Although this project simplified deployment process a bit, shortcomings of the AWS Deploy design are obvious:

  • AWS Deploy is able to deploy only single instance at a time;
  • chef-solo is not really configurable and only delivers standard static configuration server prepared to run Ruby on Rails;
  • there is no interaction between Capistrano and Chef, they simply executed one after another by script wrapper.

Cap + Chef = Capiche

Capistrano recipes often have some kind of installation task. Before deploying a configuration, you have to install the package. Such recipes are usually similar to the example below:

namespace :nginx do
    task :install do
        sudo "apt-get install -y nginx"

There's an obvious problem with the recipe: it is not portable. This will work only on Debian or Ubuntu, and even on these systems there cases when this is not enough: what if I want different version of Nginx, or if I want to compile it from source with some custom configuration.

At the same time Chef is designed to handle such situations, and have all necessary DSL for it.

Is it possible to change Capistrano recipe like one above and make it use Chef cookbook instead?

This is exactly what I am trying to achieve with the new project I am calling Unified Deployment with Capistrano and Chef or 'und Capiche' (AKA Capiche) for short.

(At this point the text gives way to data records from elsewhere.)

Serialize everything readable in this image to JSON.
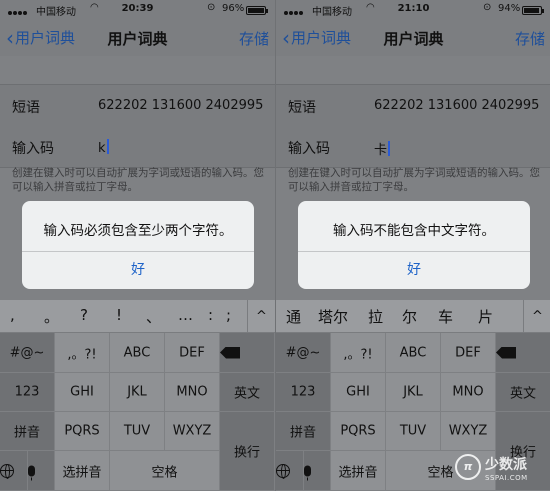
{
  "left": {
    "status": {
      "carrier": "中国移动",
      "time": "20:39",
      "battery": "96%",
      "battery_level": 0.96
    },
    "nav": {
      "back": "用户词典",
      "title": "用户词典",
      "save": "存储"
    },
    "phrase_label": "短语",
    "phrase_value": "622202 131600 2402995",
    "code_label": "输入码",
    "code_value": "k",
    "hint": "创建在键入时可以自动扩展为字词或短语的输入码。您可以输入拼音或拉丁字母。",
    "alert": {
      "message": "输入码必须包含至少两个字符。",
      "button": "好"
    },
    "candidates": [
      ",",
      "。",
      "?",
      "!",
      "、",
      "…",
      ":",
      ";"
    ]
  },
  "right": {
    "status": {
      "carrier": "中国移动",
      "time": "21:10",
      "battery": "94%",
      "battery_level": 0.94
    },
    "nav": {
      "back": "用户词典",
      "title": "用户词典",
      "save": "存储"
    },
    "phrase_label": "短语",
    "phrase_value": "622202 131600 2402995",
    "code_label": "输入码",
    "code_value": "卡",
    "hint": "创建在键入时可以自动扩展为字词或短语的输入码。您可以输入拼音或拉丁字母。",
    "alert": {
      "message": "输入码不能包含中文字符。",
      "button": "好"
    },
    "candidates": [
      "通",
      "塔尔",
      "拉",
      "尔",
      "车",
      "片"
    ]
  },
  "keyboard": {
    "sym": "#@~",
    "punct": ",。?!",
    "abc": "ABC",
    "def": "DEF",
    "ghi": "GHI",
    "jkl": "JKL",
    "mno": "MNO",
    "pqrs": "PQRS",
    "tuv": "TUV",
    "wxyz": "WXYZ",
    "num": "123",
    "pinyin": "拼音",
    "english": "英文",
    "select_pinyin": "选拼音",
    "space": "空格",
    "return": "换行",
    "up_arrow": "^",
    "icons": [
      "delete-icon",
      "globe-icon",
      "mic-icon",
      "chevron-up-icon",
      "back-chevron-icon",
      "wifi-icon",
      "lock-icon",
      "battery-icon"
    ]
  },
  "watermark": {
    "cn": "少数派",
    "en": "SSPAI.COM",
    "logo": "π"
  }
}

The new project is not really new, it's rather a combination of the efforts from previous similar projects. Some things is already implemented and working, as I write this. But functionality and code are spread across multiple repositories and it's not easy even for myself to join pieces together to design deployment for new project.


Current Capiche setup is based on RVM, Capistrano 2.x, Chef-solo and Capistrano multi-configuration extension.

Current state

Below is an example of how configuration file for an application. This is actual working setup.

server '',  :app, :web, :db, :admin, hostname: "mysql01", primary: true
server '',  :app, :web,              hostname: "web01"
server '',  :app, :web,              hostname: "web02"

server '', :logger, :dns, :security, :monitoring, no_release: true, hostname: "master"
  • :app, :web and :db are standard Capistrano roles for Rails application,
  • additional roles present here are :admin, :logger, :security, and :monitoring - new roles can be defined as necessary.
  • Similarly :primary and :no_release are standard Capistrano host options, but
  • :hostname is custom option used to set target host hostname and DNS.

Capistrano roles one-to-one correspond to roles on Chef side. This allows skip additional configuration.

Each Chef JSON role is simply a pointer to a more details role Ruby file. JSON roles look similar to:

// app.json
{ "run_list" : ["role[rails_common]", "role[common]"] }

// logger.json
{ "run_list" : ["role[logger]"] }

// mysql.json
{ "run_list" : ["role[mysql]", "role[common]"] }

// web.json
{ "run_list" : ["role[web]", "role[common]"] }

Example of Ruby role file:

name "common"
description "Components required on every node"

run_list [

  default_attributes user: { :data_bag_name => :users }


It is important to understand, that main target of this kind of setup is small to medium sort of applications -- tens of servers, rather than hundreds or thousands. But, at the same time, there are thousands of such applications, therefore ease of configuration and adaptability to the environment of next application is a key.

Project home

There is no code now in Github repo, as I write this, I only created new repo few minutes ago, but I am starting moving bits and pieces from other places. Watch this space.

дмитро ковальов
dmytro @ github